I was with the architect of the Fuji school last week. It’s round and it’s one of the coolest kindergartens in the world. There’s a TED talk with about 3.4 million views. Very, very cool. Takaharu Tezuka (the architect and TED speaker) gave me a tour of the school and then a tour of his project called the Woods of Net, which an incredible children’s playground. -JH “This is a permanent pavilion for a net artist, Toshiko Horiuchi Macadam. The artist knitted the net entirely by hand, which is designed for children to crawl in, roll around, and jump on the net. It was easy for us to see the artwork being outside even when it cannot be exposed to rain or ultraviolet light. We wanted to design a space as soft as the forest where the boundary between outside and inside disappears.”- from Woods of Net
I am so proud of these girls! This is the type of action I dreamed would happen when Cynthia and I first created Green School. With these words, John Hardy, alongside a government official, opened up a wonderful evening that saw more than 150 people gathered to watch the premier of the first ever TED talk by Green School students. Last September, during TEDGlobal – London, Melati and Isabel moved their audience as they told the story of their ongoing quest to stop the use of plastic bags in Bali. Usually referred to as paradise, the island of the gods has fallen victim to its own beauty and is now facing ecological catastrophe. With millions of visitors flooding the island each year, Bali is now producing 680 cubic meters of plastic garbage every day and is soon becoming, as the girls put it, a lost paradise. Not wanting to be bystanders to the destruction of their homes, the two young activists, inspired by one of their teachers, decided to start a movement they named “Bye Bye …

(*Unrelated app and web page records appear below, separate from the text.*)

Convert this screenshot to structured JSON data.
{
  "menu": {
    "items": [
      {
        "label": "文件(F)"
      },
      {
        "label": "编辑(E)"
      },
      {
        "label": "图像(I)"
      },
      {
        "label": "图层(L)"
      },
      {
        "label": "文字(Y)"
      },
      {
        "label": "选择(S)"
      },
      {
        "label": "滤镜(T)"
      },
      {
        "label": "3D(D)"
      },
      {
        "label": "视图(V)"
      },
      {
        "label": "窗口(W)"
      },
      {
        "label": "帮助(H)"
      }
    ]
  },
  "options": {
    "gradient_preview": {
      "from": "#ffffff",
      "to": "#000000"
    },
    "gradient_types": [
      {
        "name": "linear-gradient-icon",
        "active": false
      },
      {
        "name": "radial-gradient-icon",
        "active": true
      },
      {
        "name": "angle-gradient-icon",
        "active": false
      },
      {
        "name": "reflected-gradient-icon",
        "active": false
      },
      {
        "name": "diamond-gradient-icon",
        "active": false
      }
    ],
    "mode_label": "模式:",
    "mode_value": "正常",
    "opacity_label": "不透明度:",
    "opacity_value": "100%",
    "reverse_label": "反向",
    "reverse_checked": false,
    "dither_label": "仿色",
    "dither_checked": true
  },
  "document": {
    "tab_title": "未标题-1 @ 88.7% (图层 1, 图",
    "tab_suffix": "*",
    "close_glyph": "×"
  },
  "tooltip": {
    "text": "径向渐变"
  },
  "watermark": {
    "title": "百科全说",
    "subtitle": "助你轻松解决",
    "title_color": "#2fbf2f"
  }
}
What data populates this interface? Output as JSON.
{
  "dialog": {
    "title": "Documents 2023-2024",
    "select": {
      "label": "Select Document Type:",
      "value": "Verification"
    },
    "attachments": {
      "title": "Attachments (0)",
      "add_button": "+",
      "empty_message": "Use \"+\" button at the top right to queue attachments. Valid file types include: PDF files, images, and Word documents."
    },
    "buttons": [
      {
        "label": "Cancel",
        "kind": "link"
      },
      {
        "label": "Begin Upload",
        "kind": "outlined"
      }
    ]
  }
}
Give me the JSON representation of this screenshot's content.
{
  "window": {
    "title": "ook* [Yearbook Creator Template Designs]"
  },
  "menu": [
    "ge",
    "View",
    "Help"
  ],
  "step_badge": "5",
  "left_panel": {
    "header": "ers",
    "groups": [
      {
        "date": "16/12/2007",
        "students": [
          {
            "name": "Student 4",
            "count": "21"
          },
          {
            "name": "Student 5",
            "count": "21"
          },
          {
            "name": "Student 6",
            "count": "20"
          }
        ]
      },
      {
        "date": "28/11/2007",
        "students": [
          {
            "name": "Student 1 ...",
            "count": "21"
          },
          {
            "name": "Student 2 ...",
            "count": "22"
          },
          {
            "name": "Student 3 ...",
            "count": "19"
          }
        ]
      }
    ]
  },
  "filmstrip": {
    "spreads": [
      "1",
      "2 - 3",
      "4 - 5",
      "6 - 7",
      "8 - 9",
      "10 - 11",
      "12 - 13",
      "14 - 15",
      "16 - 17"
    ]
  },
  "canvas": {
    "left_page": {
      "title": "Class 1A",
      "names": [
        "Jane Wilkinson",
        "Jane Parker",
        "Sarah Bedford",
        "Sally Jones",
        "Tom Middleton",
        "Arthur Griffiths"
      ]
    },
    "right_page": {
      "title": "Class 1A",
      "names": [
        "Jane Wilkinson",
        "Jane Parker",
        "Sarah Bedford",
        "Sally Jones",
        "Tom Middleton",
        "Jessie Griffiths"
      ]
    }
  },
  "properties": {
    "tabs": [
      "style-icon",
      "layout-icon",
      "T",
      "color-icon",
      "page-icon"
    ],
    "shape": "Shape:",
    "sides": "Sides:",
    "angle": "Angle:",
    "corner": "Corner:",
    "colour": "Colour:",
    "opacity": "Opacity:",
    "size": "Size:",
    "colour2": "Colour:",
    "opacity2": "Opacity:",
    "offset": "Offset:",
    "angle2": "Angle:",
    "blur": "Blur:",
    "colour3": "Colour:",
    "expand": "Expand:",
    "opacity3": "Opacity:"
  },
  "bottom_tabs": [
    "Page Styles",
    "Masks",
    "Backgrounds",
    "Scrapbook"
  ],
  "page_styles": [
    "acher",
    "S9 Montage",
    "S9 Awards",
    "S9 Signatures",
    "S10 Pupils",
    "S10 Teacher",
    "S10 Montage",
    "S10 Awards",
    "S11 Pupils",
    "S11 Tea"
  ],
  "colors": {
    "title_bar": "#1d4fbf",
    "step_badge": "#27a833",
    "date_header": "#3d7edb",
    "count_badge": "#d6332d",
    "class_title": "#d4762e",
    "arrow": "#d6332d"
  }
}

Hadyn Parry :: Re-engineering mosquitos to fight disease :: TED Talk In a single year, there are 200-300 million cases of malaria and 50-100 million cases of dengue fever worldwide. So: Why haven’t we found a way to effectively kill mosquitos yet? Hadyn Parry presents a fascinating solution: genetically engineering male mosquitos to make them sterile, and releasing the insects into the wild, to cut down on disease-carrying species. Biotech entrepreneur Hadyn Parry leads a science start-up that develops GM insects to fight dengue fever.
Ron Finley plants vegetable gardens in South Central LA — in abandoned lots, traffic medians, along the curbs. Why? For fun, for defiance, for beauty and to offer some alternative to fast food in a community where “the drive-thrus are killing more people than the drive-bys.”
This is Salman’s TEDTalk (below), and you can also learn more here.